Page 284 - That it should come to this! But two months dead: nay, not so much, not two: So excellent a king; that was, to this, Hyperion to a satyr; so loving to my mother That he might not beteem the winds of heaven Visit her face too roughly.
Page 293 - The finest authors of antiquity have taken him on the more advantageous side. They cultivate the natural grandeur of the soul, raise in her a generous ambition, feed her with hopes of immortality and perfection, and do all they can to widen the partition between the virtuous and the vicious, by making the difference betwixt them as great as between gods and brutes.
Page 300 - It happened, that the very next who was brought before me was one of her admirers, who was indicted upon that very head. A letter which he acknowledged to be his own hand was read, in which were the following words, " Cruel creature, I die for you.
Page 243 - ... first. Our passions and inclinations come over next ; and our reason surrenders itself with pleasure in the end. Thus the whole soul is insensibly, betrayed into morality, by bribing the fancy with beautiful and agreeable images of those...

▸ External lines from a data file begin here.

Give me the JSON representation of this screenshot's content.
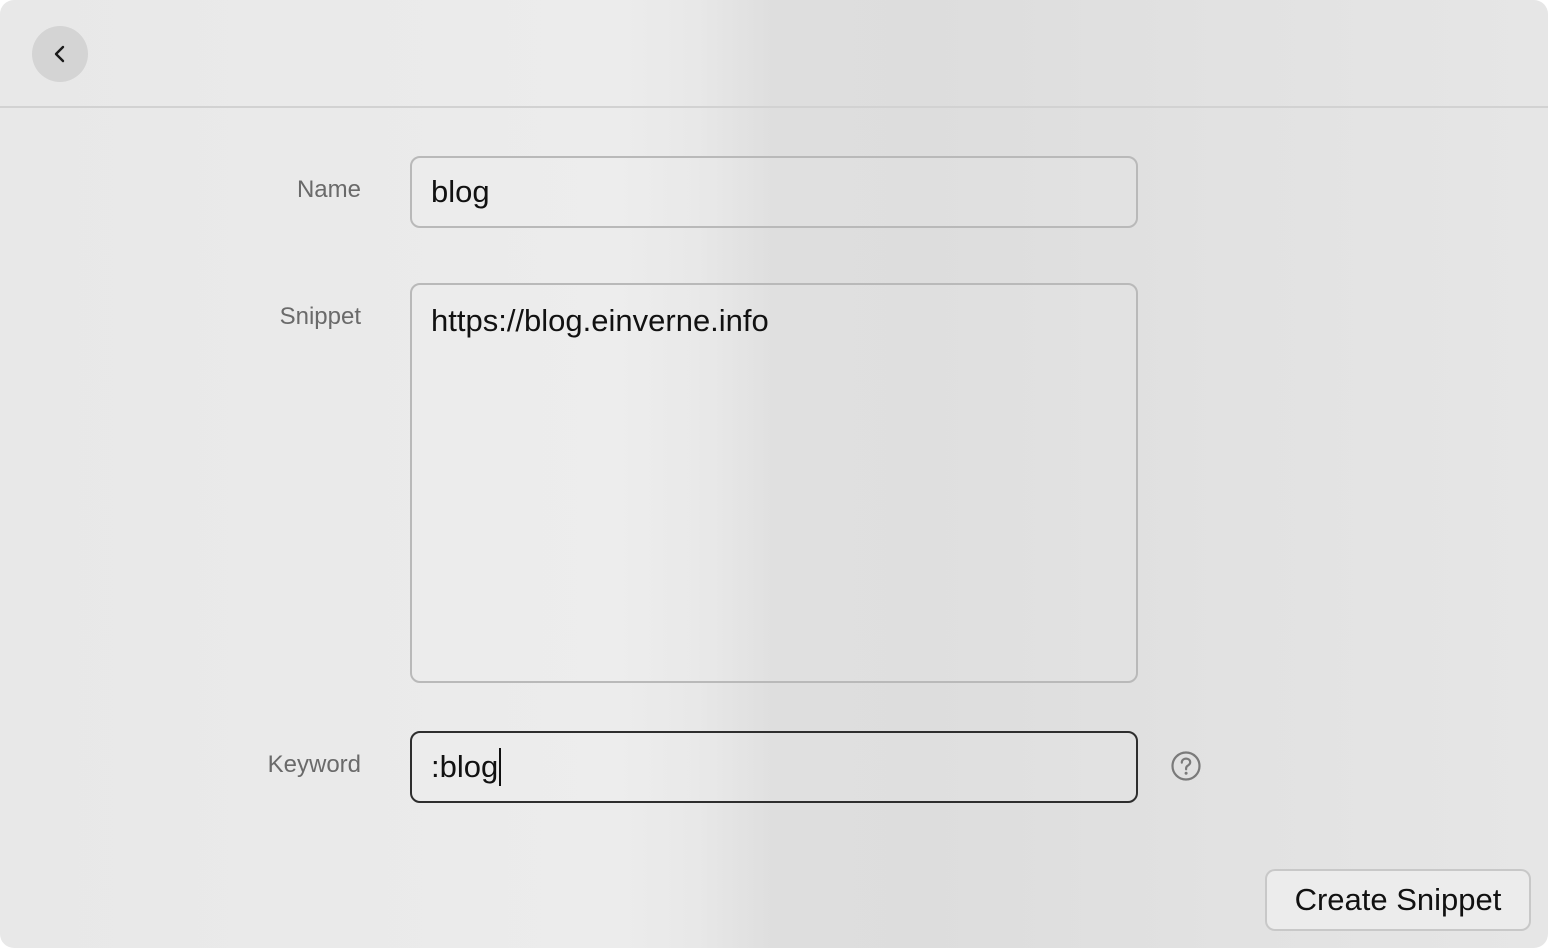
{
  "header": {
    "back_icon": "chevron-left-icon"
  },
  "form": {
    "name": {
      "label": "Name",
      "value": "blog"
    },
    "snippet": {
      "label": "Snippet",
      "value": "https://blog.einverne.info"
    },
    "keyword": {
      "label": "Keyword",
      "value": ":blog",
      "help_icon": "question-circle-icon"
    }
  },
  "actions": {
    "create_label": "Create Snippet"
  }
}
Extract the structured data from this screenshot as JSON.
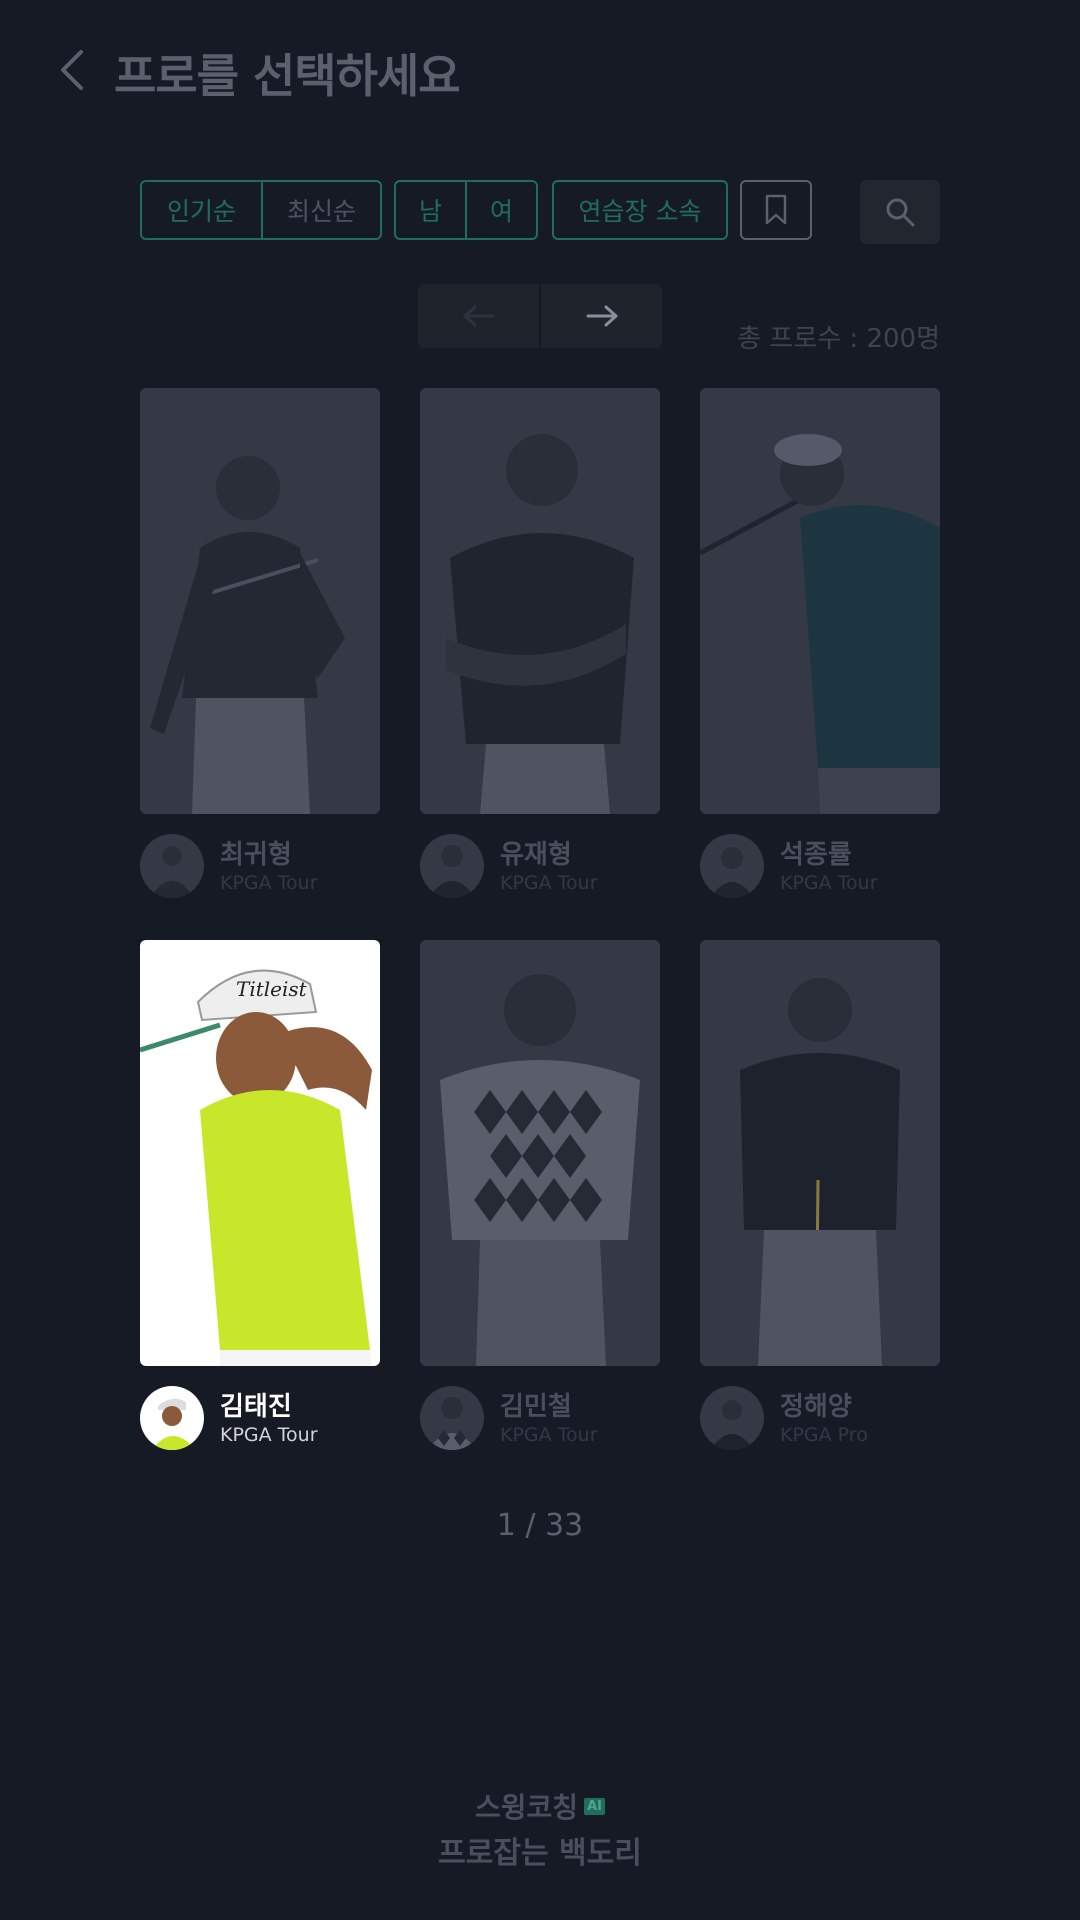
{
  "header": {
    "title": "프로를 선택하세요"
  },
  "filters": {
    "sort_popular": "인기순",
    "sort_latest": "최신순",
    "gender_male": "남",
    "gender_female": "여",
    "academy": "연습장 소속"
  },
  "total_count": "총 프로수 : 200명",
  "pros": [
    {
      "name": "최귀형",
      "tour": "KPGA Tour",
      "selected": false
    },
    {
      "name": "유재형",
      "tour": "KPGA Tour",
      "selected": false
    },
    {
      "name": "석종률",
      "tour": "KPGA Tour",
      "selected": false
    },
    {
      "name": "김태진",
      "tour": "KPGA Tour",
      "selected": true
    },
    {
      "name": "김민철",
      "tour": "KPGA Tour",
      "selected": false
    },
    {
      "name": "정해양",
      "tour": "KPGA Pro",
      "selected": false
    }
  ],
  "page_indicator": "1 / 33",
  "footer": {
    "line1": "스윙코칭",
    "ai_badge": "AI",
    "line2": "프로잡는 백도리"
  },
  "colors": {
    "background": "#161a25",
    "accent": "#1f6e5c",
    "selected_shirt": "#c8e62a"
  }
}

Page 82 - ... many hearers as you find it has in dissenting congregations, for no reason in the world but because it is spoken extempore. For ordinary minds are wholly governed by their eyes and ears, and there is no way to come at their hearts, but by power over their imaginations.
Page 316 - ... and keeping down the swellings of his grief, for fear of disturbing her in her last moments ; and the wife even at that time concealing; the pains she endured, for fear of increasing his affliction.
Page 160 - I must confess my heart shrunk within me at the sight of these ghastly appearances : but on a sudden, the voice of the trumpet came more full upon us, so that we felt a new resolution reviving in us ; and in proportion as this resolution grew, the terrors before us seemed to vanish. Most of the company, who had swords in their hands, marched on with great spirit, and an air of defiance, up the road that was commanded by Death ; while others, who had thought and contemplation in their looks, went...
Page 284 - That he might not beteem the winds of heaven Visit her face too roughly. Heaven and earth! Must I remember? why, she would hang on him, As if increase of appetite had grown By what it fed on ; and yet, within a month — Let me not think on't.